◆ Work required: In the material below, find each line holding the string "name" and copy it.

* * * * * * *

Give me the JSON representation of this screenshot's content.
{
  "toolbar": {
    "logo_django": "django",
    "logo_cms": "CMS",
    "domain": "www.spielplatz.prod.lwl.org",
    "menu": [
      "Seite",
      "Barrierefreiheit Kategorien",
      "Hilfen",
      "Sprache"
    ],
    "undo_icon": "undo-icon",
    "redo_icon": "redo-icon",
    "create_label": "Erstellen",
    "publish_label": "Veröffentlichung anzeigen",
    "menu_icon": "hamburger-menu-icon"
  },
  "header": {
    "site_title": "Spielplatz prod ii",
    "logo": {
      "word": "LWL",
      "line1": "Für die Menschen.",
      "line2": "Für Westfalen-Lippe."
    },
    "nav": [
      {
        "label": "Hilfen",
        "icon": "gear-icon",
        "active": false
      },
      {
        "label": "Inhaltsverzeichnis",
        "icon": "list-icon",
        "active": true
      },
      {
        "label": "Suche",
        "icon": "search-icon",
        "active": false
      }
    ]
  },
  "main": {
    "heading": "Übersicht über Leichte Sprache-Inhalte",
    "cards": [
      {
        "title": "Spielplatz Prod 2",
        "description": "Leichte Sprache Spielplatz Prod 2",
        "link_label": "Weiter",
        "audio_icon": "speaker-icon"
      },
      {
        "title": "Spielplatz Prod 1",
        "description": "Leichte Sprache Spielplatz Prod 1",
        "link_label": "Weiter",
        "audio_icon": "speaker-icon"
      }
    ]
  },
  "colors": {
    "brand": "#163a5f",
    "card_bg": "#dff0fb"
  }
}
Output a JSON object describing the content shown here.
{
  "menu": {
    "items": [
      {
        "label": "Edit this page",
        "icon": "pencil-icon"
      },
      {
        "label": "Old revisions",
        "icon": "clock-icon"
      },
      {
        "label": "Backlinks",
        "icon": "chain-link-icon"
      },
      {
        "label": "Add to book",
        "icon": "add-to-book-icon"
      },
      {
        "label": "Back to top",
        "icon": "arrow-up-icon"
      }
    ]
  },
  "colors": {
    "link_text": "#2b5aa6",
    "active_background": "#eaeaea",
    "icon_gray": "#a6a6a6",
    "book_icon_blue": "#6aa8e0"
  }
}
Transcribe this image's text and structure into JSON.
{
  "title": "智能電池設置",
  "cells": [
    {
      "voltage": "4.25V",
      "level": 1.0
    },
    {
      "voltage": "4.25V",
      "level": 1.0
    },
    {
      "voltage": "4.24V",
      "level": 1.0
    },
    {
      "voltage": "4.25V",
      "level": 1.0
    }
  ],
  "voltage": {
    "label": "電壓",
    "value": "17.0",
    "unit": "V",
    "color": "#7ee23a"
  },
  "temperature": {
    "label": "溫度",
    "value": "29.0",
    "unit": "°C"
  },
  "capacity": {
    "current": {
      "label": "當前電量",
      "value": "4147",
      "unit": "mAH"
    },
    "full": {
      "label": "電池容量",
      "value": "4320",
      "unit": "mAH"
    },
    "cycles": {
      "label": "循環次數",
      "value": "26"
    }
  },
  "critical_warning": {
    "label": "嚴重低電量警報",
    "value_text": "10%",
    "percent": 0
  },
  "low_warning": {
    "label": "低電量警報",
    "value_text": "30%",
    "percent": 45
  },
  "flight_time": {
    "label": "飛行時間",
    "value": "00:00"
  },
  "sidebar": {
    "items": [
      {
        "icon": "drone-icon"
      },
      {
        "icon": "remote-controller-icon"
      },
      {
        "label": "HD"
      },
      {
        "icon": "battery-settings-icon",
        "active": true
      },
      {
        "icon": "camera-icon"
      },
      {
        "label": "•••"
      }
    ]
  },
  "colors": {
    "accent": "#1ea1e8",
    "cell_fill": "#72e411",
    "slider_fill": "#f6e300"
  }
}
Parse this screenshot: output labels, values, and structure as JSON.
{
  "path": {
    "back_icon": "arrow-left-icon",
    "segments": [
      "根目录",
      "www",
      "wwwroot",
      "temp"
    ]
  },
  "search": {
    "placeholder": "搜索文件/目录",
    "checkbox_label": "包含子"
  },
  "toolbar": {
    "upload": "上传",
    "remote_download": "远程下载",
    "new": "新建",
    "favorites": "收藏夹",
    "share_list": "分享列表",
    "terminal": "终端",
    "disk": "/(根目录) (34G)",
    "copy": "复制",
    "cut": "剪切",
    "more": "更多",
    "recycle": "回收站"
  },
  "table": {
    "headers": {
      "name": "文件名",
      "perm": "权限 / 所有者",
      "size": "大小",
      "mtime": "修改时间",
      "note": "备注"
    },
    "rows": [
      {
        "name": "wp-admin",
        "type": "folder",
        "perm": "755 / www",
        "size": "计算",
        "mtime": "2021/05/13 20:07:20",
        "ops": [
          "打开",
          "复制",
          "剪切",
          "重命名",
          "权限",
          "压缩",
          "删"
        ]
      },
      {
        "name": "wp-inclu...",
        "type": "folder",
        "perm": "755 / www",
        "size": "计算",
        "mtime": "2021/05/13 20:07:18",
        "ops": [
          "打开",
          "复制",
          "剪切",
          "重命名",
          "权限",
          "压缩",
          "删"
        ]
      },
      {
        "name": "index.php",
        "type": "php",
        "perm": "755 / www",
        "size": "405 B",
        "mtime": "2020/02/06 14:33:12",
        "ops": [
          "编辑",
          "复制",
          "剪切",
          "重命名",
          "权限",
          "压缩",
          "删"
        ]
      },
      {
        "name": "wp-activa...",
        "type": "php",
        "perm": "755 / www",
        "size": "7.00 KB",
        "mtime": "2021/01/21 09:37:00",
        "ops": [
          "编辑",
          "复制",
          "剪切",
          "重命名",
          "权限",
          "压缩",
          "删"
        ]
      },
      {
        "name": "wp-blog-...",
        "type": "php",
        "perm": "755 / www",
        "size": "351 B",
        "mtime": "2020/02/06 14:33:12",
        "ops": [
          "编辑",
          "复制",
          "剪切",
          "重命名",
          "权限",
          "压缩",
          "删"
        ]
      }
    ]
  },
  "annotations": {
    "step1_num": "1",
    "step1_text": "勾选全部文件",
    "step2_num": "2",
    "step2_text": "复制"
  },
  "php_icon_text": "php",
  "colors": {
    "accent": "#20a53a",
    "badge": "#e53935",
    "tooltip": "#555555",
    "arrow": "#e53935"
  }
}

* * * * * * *

◆ Exercise output:
      "name": "文件名",
        "name": "wp-admin",
        "name": "wp-inclu...",
        "name": "index.php",
        "name": "wp-activa...",
        "name": "wp-blog-...",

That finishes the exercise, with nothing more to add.